Whenever the string "with" turns up in a line of the data below, copy that line.

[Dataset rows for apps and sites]
++++++++++++++++++++

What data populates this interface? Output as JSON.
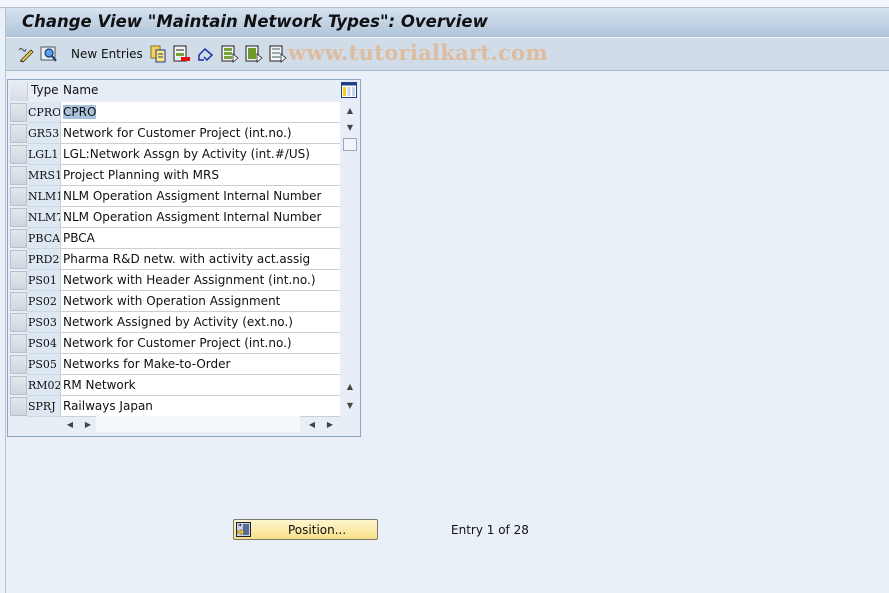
{
  "window": {
    "title": "Change View \"Maintain Network Types\": Overview"
  },
  "toolbar": {
    "new_entries_label": "New Entries",
    "icons": [
      "display-change-icon",
      "details-icon",
      "copy-as-icon",
      "delete-icon",
      "undo-change-icon",
      "select-all-icon",
      "select-block-icon",
      "deselect-all-icon"
    ]
  },
  "watermark": "www.tutorialkart.com",
  "table": {
    "columns": [
      "Type",
      "Name"
    ],
    "rows": [
      {
        "type": "CPRO",
        "name": "CPRO"
      },
      {
        "type": "GR53",
        "name": "Network for Customer Project (int.no.)"
      },
      {
        "type": "LGL1",
        "name": "LGL:Network Assgn by Activity (int.#/US)"
      },
      {
        "type": "MRS1",
        "name": "Project Planning with MRS"
      },
      {
        "type": "NLM1",
        "name": "NLM Operation Assigment  Internal Number"
      },
      {
        "type": "NLM7",
        "name": "NLM Operation Assigment  Internal Number"
      },
      {
        "type": "PBCA",
        "name": "PBCA"
      },
      {
        "type": "PRD2",
        "name": "Pharma R&D netw. with activity act.assig"
      },
      {
        "type": "PS01",
        "name": "Network with Header Assignment (int.no.)"
      },
      {
        "type": "PS02",
        "name": "Network with Operation Assignment"
      },
      {
        "type": "PS03",
        "name": "Network Assigned by Activity (ext.no.)"
      },
      {
        "type": "PS04",
        "name": "Network for Customer Project (int.no.)"
      },
      {
        "type": "PS05",
        "name": "Networks for Make-to-Order"
      },
      {
        "type": "RM02",
        "name": "RM Network"
      },
      {
        "type": "SPRJ",
        "name": "Railways Japan"
      }
    ]
  },
  "footer": {
    "position_label": "Position...",
    "entry_text": "Entry 1 of 28"
  }
}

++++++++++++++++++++

Reply
        "name": "Project Planning with MRS"
        "name": "Pharma R&D netw. with activity act.assig"
        "name": "Network with Header Assignment (int.no.)"
        "name": "Network with Operation Assignment"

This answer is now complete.